The panels, moderated by MCs Spicey, from Montreal, and Boxwon, from Philadelphia, will open the festival, taking place Aug 3, 4 and 5. 

Participants can visit Cypherfest’s Facebook page for information on dates, times and how to register. All events are free to attend, with the exception of the finale performance at the Yukon Arts Centre. 

The 90-minute show consists of dance videos from 10 videographers from around the world.

“It’s a one-time show, so if you don’t see it live, you won’t be able to see it again,” says Simpson-Fowler. He says that if you miss out on snagging seats at YAC, you can watch an online broadcast of the show—one that comes with a free meal from one of three local restaurants including Pickapeppa, Daat Cuisine, and Azhong Noodles.

“It’s gonna be high-level,” says Simpson-Fowler. “As a dancer, personally, there has been a lower level of good content being pushed out (during the pandemic). People have not been able to connect so can’t come together to create.

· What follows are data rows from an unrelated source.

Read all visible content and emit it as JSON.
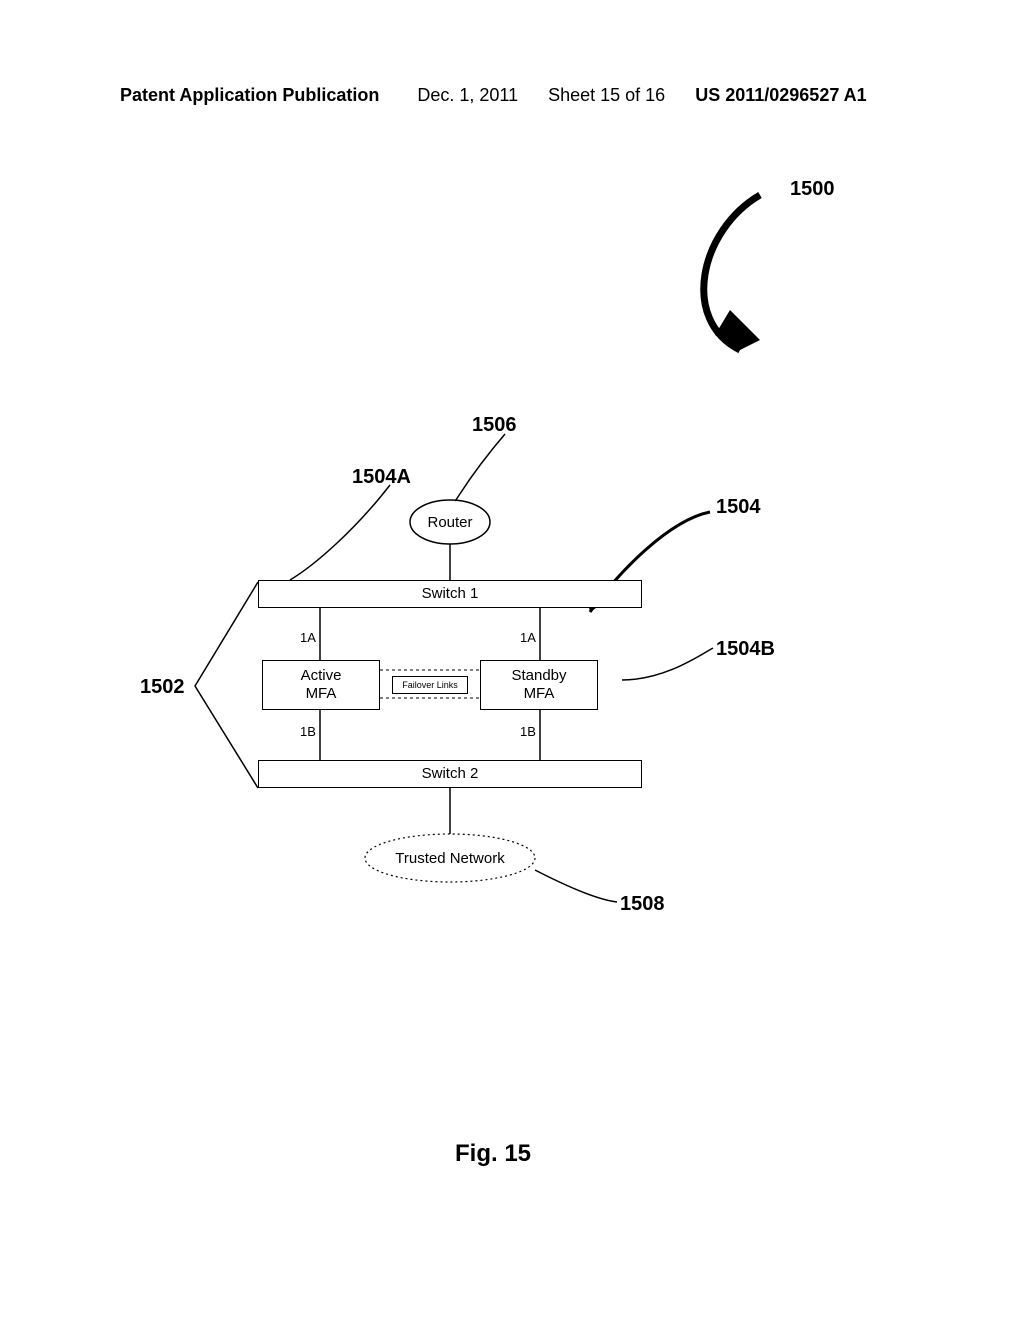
{
  "header": {
    "pub": "Patent Application Publication",
    "date": "Dec. 1, 2011",
    "sheet": "Sheet 15 of 16",
    "pubnum": "US 2011/0296527 A1"
  },
  "labels": {
    "ref1500": "1500",
    "ref1502": "1502",
    "ref1504": "1504",
    "ref1504A": "1504A",
    "ref1504B": "1504B",
    "ref1506": "1506",
    "ref1508": "1508"
  },
  "blocks": {
    "router": "Router",
    "switch1": "Switch 1",
    "switch2": "Switch 2",
    "activeMFA": "Active\nMFA",
    "standbyMFA": "Standby\nMFA",
    "failoverLinks": "Failover Links",
    "trustedNetwork": "Trusted Network",
    "port1A": "1A",
    "port1B": "1B"
  },
  "caption": "Fig. 15"
}
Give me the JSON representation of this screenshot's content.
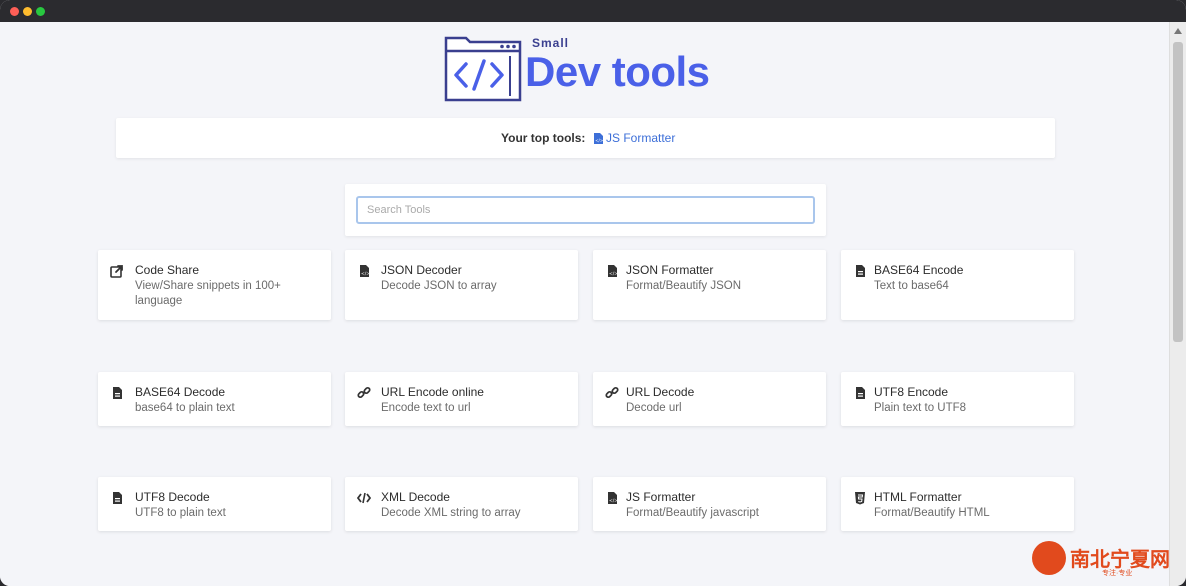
{
  "window": {
    "title": ""
  },
  "logo": {
    "small": "Small",
    "main": "Dev tools"
  },
  "top_tools": {
    "label": "Your top tools:",
    "link": "JS Formatter"
  },
  "search": {
    "placeholder": "Search Tools",
    "value": ""
  },
  "tools": [
    {
      "icon": "share-icon",
      "title": "Code Share",
      "desc": "View/Share snippets in 100+ language"
    },
    {
      "icon": "file-code-icon",
      "title": "JSON Decoder",
      "desc": "Decode JSON to array"
    },
    {
      "icon": "file-code-icon",
      "title": "JSON Formatter",
      "desc": "Format/Beautify JSON"
    },
    {
      "icon": "file-icon",
      "title": "BASE64 Encode",
      "desc": "Text to base64"
    },
    {
      "icon": "file-icon",
      "title": "BASE64 Decode",
      "desc": "base64 to plain text"
    },
    {
      "icon": "link-icon",
      "title": "URL Encode online",
      "desc": "Encode text to url"
    },
    {
      "icon": "link-icon",
      "title": "URL Decode",
      "desc": "Decode url"
    },
    {
      "icon": "file-icon",
      "title": "UTF8 Encode",
      "desc": "Plain text to UTF8"
    },
    {
      "icon": "file-icon",
      "title": "UTF8 Decode",
      "desc": "UTF8 to plain text"
    },
    {
      "icon": "code-icon",
      "title": "XML Decode",
      "desc": "Decode XML string to array"
    },
    {
      "icon": "file-code-icon",
      "title": "JS Formatter",
      "desc": "Format/Beautify javascript"
    },
    {
      "icon": "html5-icon",
      "title": "HTML Formatter",
      "desc": "Format/Beautify HTML"
    }
  ],
  "watermark": {
    "text": "南北宁夏网",
    "sub": "专注·专业"
  },
  "colors": {
    "accent": "#4a60e8",
    "link": "#3d6fd8",
    "background": "#f4f5f9",
    "card": "#ffffff"
  }
}
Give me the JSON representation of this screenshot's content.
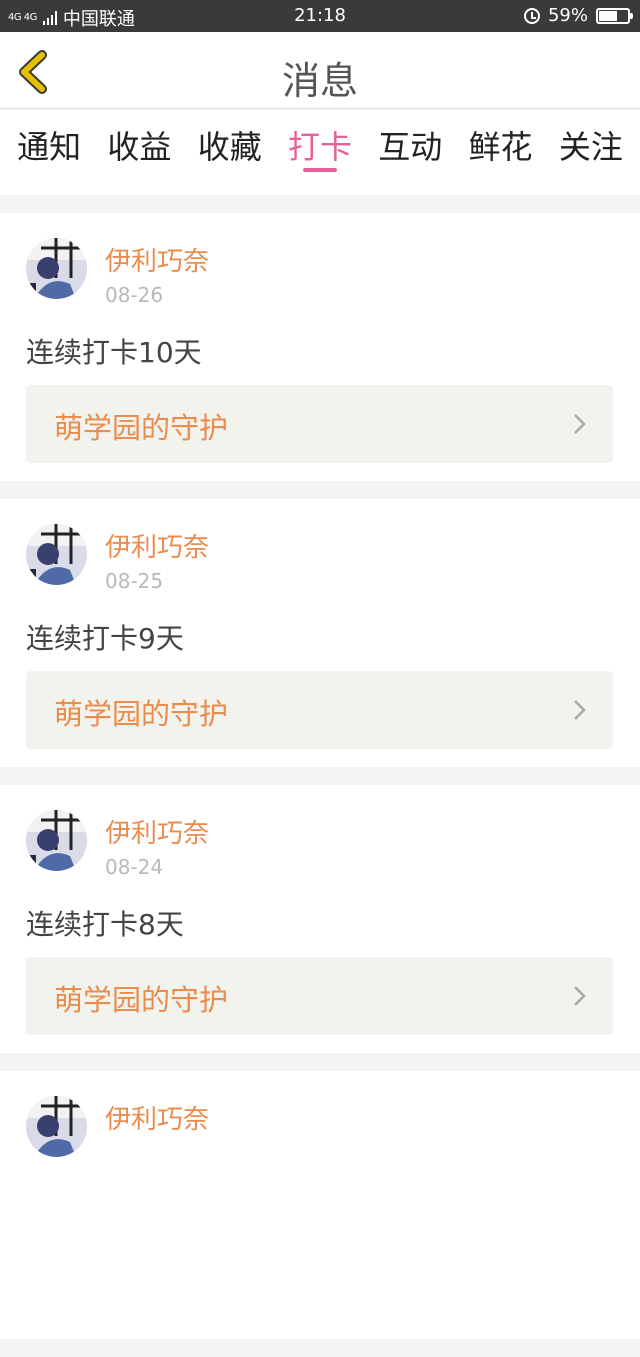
{
  "status_bar": {
    "network": "4G 4G",
    "carrier": "中国联通",
    "time": "21:18",
    "battery": "59%",
    "battery_level": 0.59,
    "icons": [
      "signal-icon",
      "alarm-icon",
      "battery-icon"
    ]
  },
  "header": {
    "title": "消息",
    "back_icon": "back-chevron-icon"
  },
  "tabs": [
    {
      "label": "通知",
      "active": false
    },
    {
      "label": "收益",
      "active": false
    },
    {
      "label": "收藏",
      "active": false
    },
    {
      "label": "打卡",
      "active": true
    },
    {
      "label": "互动",
      "active": false
    },
    {
      "label": "鲜花",
      "active": false
    },
    {
      "label": "关注",
      "active": false
    }
  ],
  "colors": {
    "accent": "#e8609a",
    "name": "#ea8c4e",
    "back_icon": "#e6c100"
  },
  "feed": [
    {
      "user": "伊利巧奈",
      "date": "08-26",
      "text": "连续打卡10天",
      "link": "萌学园的守护"
    },
    {
      "user": "伊利巧奈",
      "date": "08-25",
      "text": "连续打卡9天",
      "link": "萌学园的守护"
    },
    {
      "user": "伊利巧奈",
      "date": "08-24",
      "text": "连续打卡8天",
      "link": "萌学园的守护"
    },
    {
      "user": "伊利巧奈",
      "date": "",
      "text": "",
      "link": ""
    }
  ]
}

People have been creating cool stuff by themselves but it’s definitely been not as much as before the pandemic. So in terms of the main show, the content is going to be really high level.” 

Numbers allowed at the screening will depend on best practices around distancing at the time. The price is pay what you can online at